The food shows up, and it is literally buried in chillies. Ostensibly there is chicken and crab in this pile somewhere. I think we might be in over our heads. This is confirmed when I get hiccups after one bite. My face is red with embarrassment - or, wait, no, that's just sunburn. Never mind.
The trickiest thing to find was gloves. Once we got to Stanley, which as far as I can gather is sort of a big market district, surprisingly adequate jackets and pants pretty much fell into our hands, for something like thirty (Australian) bucks each. Even socks showed up in the right sizes. Gloves though. None. Or they do have them, but they're not waterproof, just pretending to be. The dim sum we had for lunch is just not sustaining me any more, and we end up hitting a Starbucks for the second time in one day. Not my finest hour.

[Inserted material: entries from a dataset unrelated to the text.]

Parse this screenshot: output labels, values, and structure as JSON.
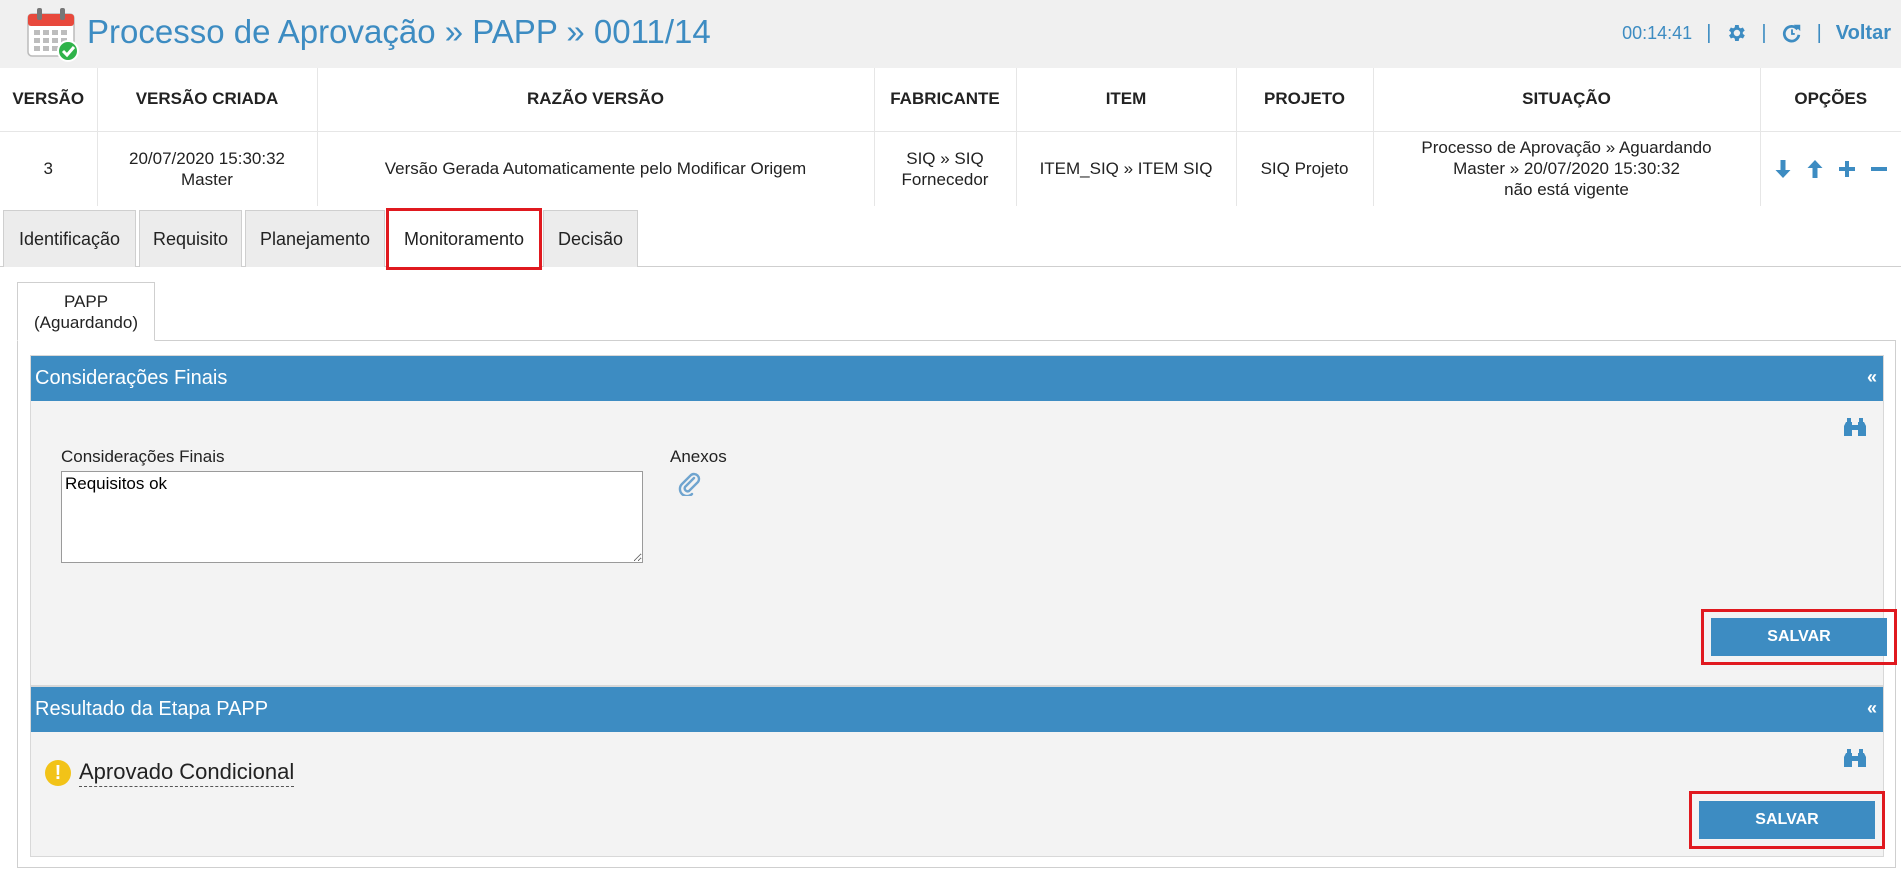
{
  "header": {
    "title": "Processo de Aprovação » PAPP » 0011/14",
    "timer": "00:14:41",
    "separator": "|",
    "back_label": "Voltar",
    "accent_color": "#3d8cc2",
    "icons": [
      "calendar-check-icon",
      "gear-icon",
      "refresh-icon"
    ]
  },
  "version_table": {
    "headers": [
      "VERSÃO",
      "VERSÃO CRIADA",
      "RAZÃO VERSÃO",
      "FABRICANTE",
      "ITEM",
      "PROJETO",
      "SITUAÇÃO",
      "OPÇÕES"
    ],
    "row": {
      "version": "3",
      "created_line1": "20/07/2020 15:30:32",
      "created_line2": "Master",
      "reason": "Versão Gerada Automaticamente pelo Modificar Origem",
      "manufacturer_line1": "SIQ » SIQ",
      "manufacturer_line2": "Fornecedor",
      "item": "ITEM_SIQ » ITEM SIQ",
      "project": "SIQ Projeto",
      "status_line1": "Processo de Aprovação » Aguardando",
      "status_line2": "Master » 20/07/2020 15:30:32",
      "status_line3": "não está vigente"
    },
    "option_icons": [
      "arrow-down-icon",
      "arrow-up-icon",
      "plus-icon",
      "minus-icon"
    ]
  },
  "tabs": [
    {
      "label": "Identificação"
    },
    {
      "label": "Requisito"
    },
    {
      "label": "Planejamento"
    },
    {
      "label": "Monitoramento",
      "active": true
    },
    {
      "label": "Decisão"
    }
  ],
  "subtab": {
    "line1": "PAPP",
    "line2": "(Aguardando)"
  },
  "final_considerations": {
    "section_title": "Considerações Finais",
    "collapse_label": "«",
    "field_label": "Considerações Finais",
    "field_value": "Requisitos ok",
    "attachments_label": "Anexos",
    "save_label": "SALVAR"
  },
  "stage_result": {
    "section_title": "Resultado da Etapa PAPP",
    "collapse_label": "«",
    "warning_glyph": "!",
    "result_text": "Aprovado Condicional",
    "save_label": "SALVAR"
  },
  "colors": {
    "highlight": "#e0191f",
    "section_header": "#3d8cc2",
    "warning": "#f2c318"
  }
}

At this point I think the staff are laughing at us, with our silly white people ways and (my, in particular) obvious overconfidence in our ability to handle Sichuan Cuisine. We are probably tremendously entertaining. My face burns with embarassment, just as my mouth burns with chilli and my skin burns with overexposure to ultraviolet radiation.
Then, I remember that I don't actually have any stake in what these people I will never see again think of me. I finally start to enjoy myself at this point, and begin searching for fragments of remaining chicken in the bowl of chillies.
(We never did find gloves. I think we'll have to wing it.)
The bill arrives, complete with three business cards much like the one that led us here. We walk away, plates unfinished, clutching our tokens of pride and shame.